If that sounds like a ridiculously stock premise that would make even Michael Bay balk, that’s because it is — and Saints Row IV knows it. Every second of the game is thick with self-aware humor and knowing nods at how frankly stupid what’s happening actually is. The president, no matter how you customize him or her, is always a little bemused at what’s happening, even his own sociopathic tendencies to just destroy everything that gets in the way.
Sometimes the nods to the Saints Row’s inspirations are just explicit, in the best damn way, really. Aliens are running a virtual world and actor Keith David is there? That’s an awful lot like a certain classic John Carpenter movie, and for one brief moment the game just turns into that movie. It’s epic, in the way hyperbolic Internet forums tend to deploy that word. This is game made for that audience, after all.
Volition’s game elevates itself about referential parody and farce like Family Guy by never succumbing to cynicism. There’s no shame here, a total lack of apology for the things Saints sends its many shout outs too. It’s celebratory and joyful, gleefully anarchic. That spirit gives the game its true voice.
Much greater emphasis is put on the story than the open world in Saints Row IV, letting you just initiate campaign missions one after the other from the central menu. What’s more, the majority of those missions are devoted to getting the gang back together outside of the simulated Steelport – which is really just a sandbox here. The sense of discovery in Saints Row IV comes from rescuing each Saint from the personal hell that Earth’s invaders trapped them in.
Goth fop Matt Miller is stuck inside an old-school text adventure with a soundtrack by a bleeping riff of the Metroid theme song. Asha is consigned to a nightmare of Metal Gear Solid where you have to hide in a box rather than directly attack guards. Best friend and mentor Johnny Gat is stuck in a pixilated Streets of Rage brawler (Saints of Rage, naturally.) And Benjamin King, hilariously voiced by Terry Crews, is literally stuck back in Saints Row.

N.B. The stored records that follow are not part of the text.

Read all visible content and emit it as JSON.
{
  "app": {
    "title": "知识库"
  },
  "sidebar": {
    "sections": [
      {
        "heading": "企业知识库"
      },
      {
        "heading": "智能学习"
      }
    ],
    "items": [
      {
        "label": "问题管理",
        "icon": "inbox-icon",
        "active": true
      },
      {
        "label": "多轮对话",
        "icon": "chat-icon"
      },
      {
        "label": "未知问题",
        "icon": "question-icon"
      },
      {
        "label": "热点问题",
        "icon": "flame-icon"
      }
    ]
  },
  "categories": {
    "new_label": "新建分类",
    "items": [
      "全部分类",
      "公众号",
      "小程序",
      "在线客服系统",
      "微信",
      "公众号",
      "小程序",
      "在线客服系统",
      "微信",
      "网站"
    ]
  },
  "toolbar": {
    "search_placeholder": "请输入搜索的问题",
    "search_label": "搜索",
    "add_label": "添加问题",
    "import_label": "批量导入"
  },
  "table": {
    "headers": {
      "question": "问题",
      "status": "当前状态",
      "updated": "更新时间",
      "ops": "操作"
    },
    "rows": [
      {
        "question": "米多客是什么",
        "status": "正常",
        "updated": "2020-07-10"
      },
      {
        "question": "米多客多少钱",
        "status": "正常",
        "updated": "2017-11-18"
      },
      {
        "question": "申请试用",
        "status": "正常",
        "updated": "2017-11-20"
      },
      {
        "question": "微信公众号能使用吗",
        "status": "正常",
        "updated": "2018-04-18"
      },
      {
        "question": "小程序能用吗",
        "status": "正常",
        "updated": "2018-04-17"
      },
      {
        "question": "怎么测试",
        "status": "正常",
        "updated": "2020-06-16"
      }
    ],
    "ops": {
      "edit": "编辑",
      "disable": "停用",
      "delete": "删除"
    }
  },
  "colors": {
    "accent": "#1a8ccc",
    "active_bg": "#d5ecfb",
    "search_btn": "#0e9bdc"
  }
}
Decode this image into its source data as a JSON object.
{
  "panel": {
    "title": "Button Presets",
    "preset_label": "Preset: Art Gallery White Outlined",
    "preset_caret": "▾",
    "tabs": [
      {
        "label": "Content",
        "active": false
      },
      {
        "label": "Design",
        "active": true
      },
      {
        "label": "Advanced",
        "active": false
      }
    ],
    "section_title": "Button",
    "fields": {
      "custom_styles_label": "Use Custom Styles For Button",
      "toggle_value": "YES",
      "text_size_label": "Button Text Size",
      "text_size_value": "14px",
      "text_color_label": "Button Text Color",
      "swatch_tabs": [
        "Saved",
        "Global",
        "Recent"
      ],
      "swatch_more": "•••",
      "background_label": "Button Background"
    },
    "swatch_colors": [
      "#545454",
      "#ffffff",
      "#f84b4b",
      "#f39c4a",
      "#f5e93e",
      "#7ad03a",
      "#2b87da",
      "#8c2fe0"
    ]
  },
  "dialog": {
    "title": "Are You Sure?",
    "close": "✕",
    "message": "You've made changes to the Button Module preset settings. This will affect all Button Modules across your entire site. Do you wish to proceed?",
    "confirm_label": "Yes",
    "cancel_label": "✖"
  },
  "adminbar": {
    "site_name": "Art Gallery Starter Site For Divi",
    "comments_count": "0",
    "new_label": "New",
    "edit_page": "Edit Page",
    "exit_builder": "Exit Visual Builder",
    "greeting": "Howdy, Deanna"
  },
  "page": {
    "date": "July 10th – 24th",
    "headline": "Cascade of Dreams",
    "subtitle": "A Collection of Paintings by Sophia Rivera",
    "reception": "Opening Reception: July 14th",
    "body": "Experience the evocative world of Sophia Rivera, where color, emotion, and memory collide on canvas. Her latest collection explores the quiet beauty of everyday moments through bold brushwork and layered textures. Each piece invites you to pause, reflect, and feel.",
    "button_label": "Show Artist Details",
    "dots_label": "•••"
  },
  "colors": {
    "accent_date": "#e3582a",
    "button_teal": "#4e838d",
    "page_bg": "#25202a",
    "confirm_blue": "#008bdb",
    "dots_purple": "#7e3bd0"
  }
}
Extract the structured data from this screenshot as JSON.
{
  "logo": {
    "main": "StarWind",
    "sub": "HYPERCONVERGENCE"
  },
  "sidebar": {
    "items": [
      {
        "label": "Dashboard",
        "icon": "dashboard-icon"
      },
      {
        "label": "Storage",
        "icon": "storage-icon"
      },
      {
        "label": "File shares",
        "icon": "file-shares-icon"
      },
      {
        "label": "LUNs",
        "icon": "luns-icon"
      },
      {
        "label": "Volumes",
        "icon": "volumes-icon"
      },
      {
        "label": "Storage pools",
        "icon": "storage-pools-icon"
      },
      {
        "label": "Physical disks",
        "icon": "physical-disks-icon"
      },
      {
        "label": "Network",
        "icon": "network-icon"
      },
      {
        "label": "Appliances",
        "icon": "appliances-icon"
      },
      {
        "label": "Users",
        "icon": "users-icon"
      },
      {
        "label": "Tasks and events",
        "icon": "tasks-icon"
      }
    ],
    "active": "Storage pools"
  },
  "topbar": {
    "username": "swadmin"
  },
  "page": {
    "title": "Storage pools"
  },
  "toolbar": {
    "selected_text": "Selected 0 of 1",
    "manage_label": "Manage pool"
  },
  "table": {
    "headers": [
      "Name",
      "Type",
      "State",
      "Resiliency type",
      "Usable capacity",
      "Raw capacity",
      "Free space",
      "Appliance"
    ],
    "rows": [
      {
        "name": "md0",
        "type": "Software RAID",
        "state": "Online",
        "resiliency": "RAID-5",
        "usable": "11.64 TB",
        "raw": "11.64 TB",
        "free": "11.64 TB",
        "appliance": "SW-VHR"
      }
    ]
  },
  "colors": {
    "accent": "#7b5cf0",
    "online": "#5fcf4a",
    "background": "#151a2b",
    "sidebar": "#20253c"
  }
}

Hell is video games for these characters, and viewed a certain way, Volition is rescuing them in the same way the president is in the game. Nine years ago, these characters were consigned to a rote genre exercise, an attempt to serve an audience looking for HD Grand Theft Auto before such a thing existed.
There was, viewed through the lens of video games as a business, a degree of cynicism in making the original Saints Row. But Volition has stuck by its baby, slowly warping it into something wholly unique, something different than just the stock video game types of old. So it’s rescued these arguably beloved characters and brought them into a stranger, more wonderfully weird and funny world. Video games don’t have to be hell for them.
The rescue mission is a success. In fact, the only time Saints Row IV stumbles is when it resorts to the most familiar video game activity there is: Shoot everything in sight with guns. Some inventive guns are certainly on hand, and this re-release on new consoles gives you more immediate access to some ridiculous ones like the all-in-one destroyer called ‘Merica, but gunning down enemies in simple shoot outs sometimes feels like a barrier between you and the good stuff.
For every mission of dull gunplay, though, Saints Row IV offers up something freaky in response. Just play through the included “Enter the Dominatrix” expansion. When an unexpected character sings the song of his people at the close of that odd, little standalone experience, the shootout that precedes it gains new color.
Saints Row IV itself is Volition’s song of its people, and it’s sung proud, loud, and madly clear.
This game was reviewed on a PlayStation 4 using a disc provided by Deep Silver.
- Moving through Saints Row IV’s world feels amazing.
- Great parody writing that never succumbs to cynicism.
- Killer characters.
- Regular gunplay can be a drag on the game’s better parts.